She shook the curtains, causing a dust cloud to settle to the floor. This headquarters is little more than a decrepit office building with a world-class computer network, she realized.

Mojiotok divvied up the hastily converted quarters. For himself and Red Saviour, however, he insisted that they take the smallest rooms. “As team grows, we will be first to have apartments of our own, as befits rank. Until then, we give benefit to our comrades.”

“Correct thinking,” Red Saviour agreed, wincing at the tiny bed, whose thin mattress grazed two walls. “I will keep my clothes in boxes in my office.”

Mojiotok nodded and carried his suitcases into his room. Red Saviour watched him go, back stiff. He loves this, she thought. The spartan arrangements, the military overtones. He was raised as a soldier, and this bare-bones, utilitarian headquarters gives him a great sense of purpose. I, too, but I miss Malinki and Papa. Moji and I have our parents’ legacies to live up to, but they had the Great Patriotic War to rise to glory. All we have is a decadent capitalist city and a ramshackle building.

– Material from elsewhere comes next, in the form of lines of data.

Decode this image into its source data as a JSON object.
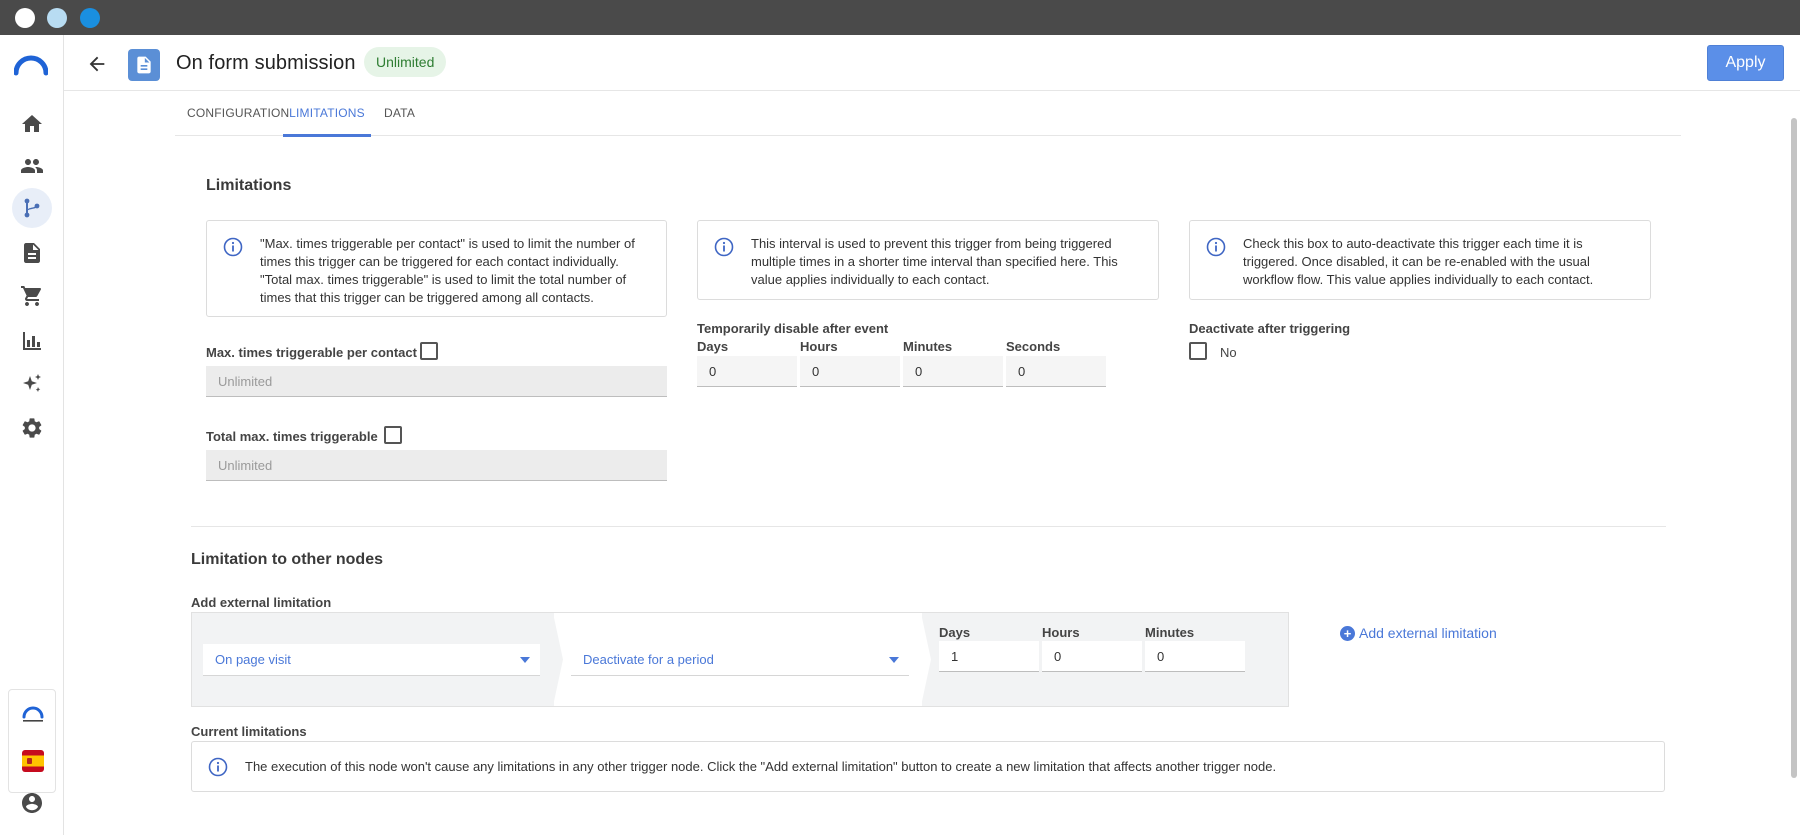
{
  "header": {
    "title": "On form submission",
    "badge": "Unlimited",
    "apply_label": "Apply"
  },
  "sidebar": {
    "items": [
      {
        "icon": "home-icon"
      },
      {
        "icon": "contacts-icon"
      },
      {
        "icon": "workflow-icon",
        "active": true
      },
      {
        "icon": "document-icon"
      },
      {
        "icon": "cart-icon"
      },
      {
        "icon": "bar-chart-icon"
      },
      {
        "icon": "sparkle-icon"
      },
      {
        "icon": "gear-icon"
      }
    ],
    "bottom": [
      "connectif-logo",
      "spain-flag-icon",
      "account-icon"
    ]
  },
  "tabs": [
    {
      "label": "CONFIGURATION"
    },
    {
      "label": "LIMITATIONS",
      "active": true
    },
    {
      "label": "DATA"
    }
  ],
  "limitations": {
    "title": "Limitations",
    "info1": "\"Max. times triggerable per contact\" is used to limit the number of times this trigger can be triggered for each contact individually. \"Total max. times triggerable\" is used to limit the total number of times that this trigger can be triggered among all contacts.",
    "info2": "This interval is used to prevent this trigger from being triggered multiple times in a shorter time interval than specified here. This value applies individually to each contact.",
    "info3": "Check this box to auto-deactivate this trigger each time it is triggered. Once disabled, it can be re-enabled with the usual workflow flow. This value applies individually to each contact.",
    "max_per_contact_label": "Max. times triggerable per contact",
    "max_per_contact_value": "Unlimited",
    "total_max_label": "Total max. times triggerable",
    "total_max_value": "Unlimited",
    "temp_disable_label": "Temporarily disable after event",
    "days_label": "Days",
    "hours_label": "Hours",
    "minutes_label": "Minutes",
    "seconds_label": "Seconds",
    "days_value": "0",
    "hours_value": "0",
    "minutes_value": "0",
    "seconds_value": "0",
    "deactivate_label": "Deactivate after triggering",
    "deactivate_value": "No"
  },
  "other_nodes": {
    "title": "Limitation to other nodes",
    "add_label": "Add external limitation",
    "node_select": "On page visit",
    "action_select": "Deactivate for a period",
    "days_label": "Days",
    "hours_label": "Hours",
    "minutes_label": "Minutes",
    "days_value": "1",
    "hours_value": "0",
    "minutes_value": "0",
    "add_button": "Add external limitation",
    "current_label": "Current limitations",
    "current_info": "The execution of this node won't cause any limitations in any other trigger node. Click the \"Add external limitation\" button to create a new limitation that affects another trigger node."
  },
  "colors": {
    "accent": "#4a78d8",
    "apply": "#5b8fe8",
    "badge_bg": "#e6f4e7",
    "badge_text": "#2e7d32",
    "titlebar": "#4a4a4a"
  }
}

Still, she assured herself as she unpacked her suitcase on the bed, Marx wrote his Manifesto one word at a time, with but pen and ink. Modest tools that moved a world! So shall we.



“And rest, as you say, is being history. Actually,” she mused, tilting her head, “nyet much has changed. We found apartments, we formed Red Brigade and put Fei Li in charge…and then Red Brigade building was blown up by Tsoo. Now they sleep in basement.”

“We have made an impression, mi corazon. These Americans, they like bright lights and rich colors wrapped around their politics. We give them that, and have made friends.”

“Da!” Red Saviour patted his hand. “Is progress. So, comrade Bella, is your turn. There is much to fix here your Losing Wages city, yet you travel to Paragon.”

Bella nodded. They had ten miles to go. “That’s true, but I have different reasons. I guess I should start from the very beginning…”